Laurel Collins saw her life change in 2016. When her marriage ended after 19 years together, she made a radical decision: to return to live with her parents at 45 years old. A choice often mocked by society but which it assumes completely. The American teacher, now 51, confided in this experience in the columns of HuffPost. “Some suggest that only unsuccessful people go back to their parents. The truth is much more complex. live. But this short-term solution has become a long-term gift,” she confessed, adding that her little sister did the same at the same age.
For Laurel, this cohabitation required some adjustments: “My parents are kind, generous and funny people, but living with them again has been an exercise in patience. They have their quirks but I also have mine. It’s maybe -be a little chaotic but it works. We help each other, we inspire each other and we congratulate each other.” Boomerang children, a nickname given to adults who return to live with their parents, are often criticized for their inability to provide for themselves. And yet, according to the details of Laurel who cites a study by the Pew Research Center, 31% of young adults aged 25 to 29 live in multigenerational homes. A number that has almost quadrupled in the last ten years.
Returning to live with her parents, a choice she does not regret

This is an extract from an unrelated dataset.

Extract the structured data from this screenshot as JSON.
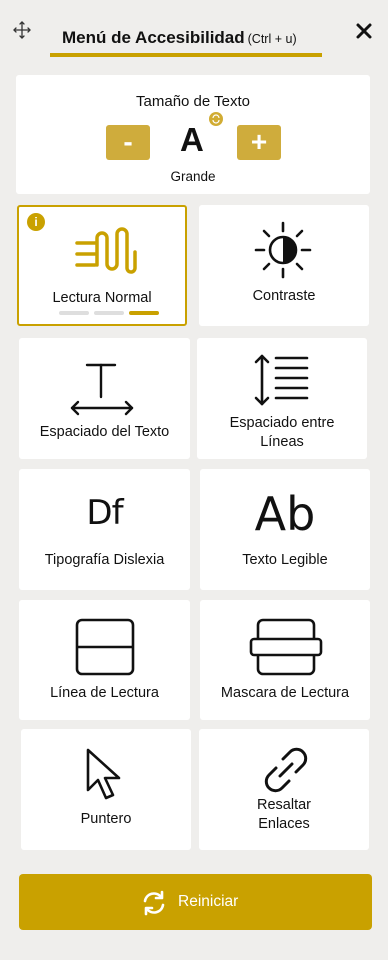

Laurel admits, living with her parents has consequences on her love life: “Dating? It’s obviously more complicated because of the lack of intimacy.” A change to which she was able to adapt: ”I like the idea of taking the slowest route and getting to know potential partners better before introducing them to the whole family who lives under the same roof.” For now, the 50-year-old has found the perfect balance: “If I find a partner, I may make a different choice. But for now, I’m staying, because the possibility of being so present in daily life of those I love is far better than going it alone.”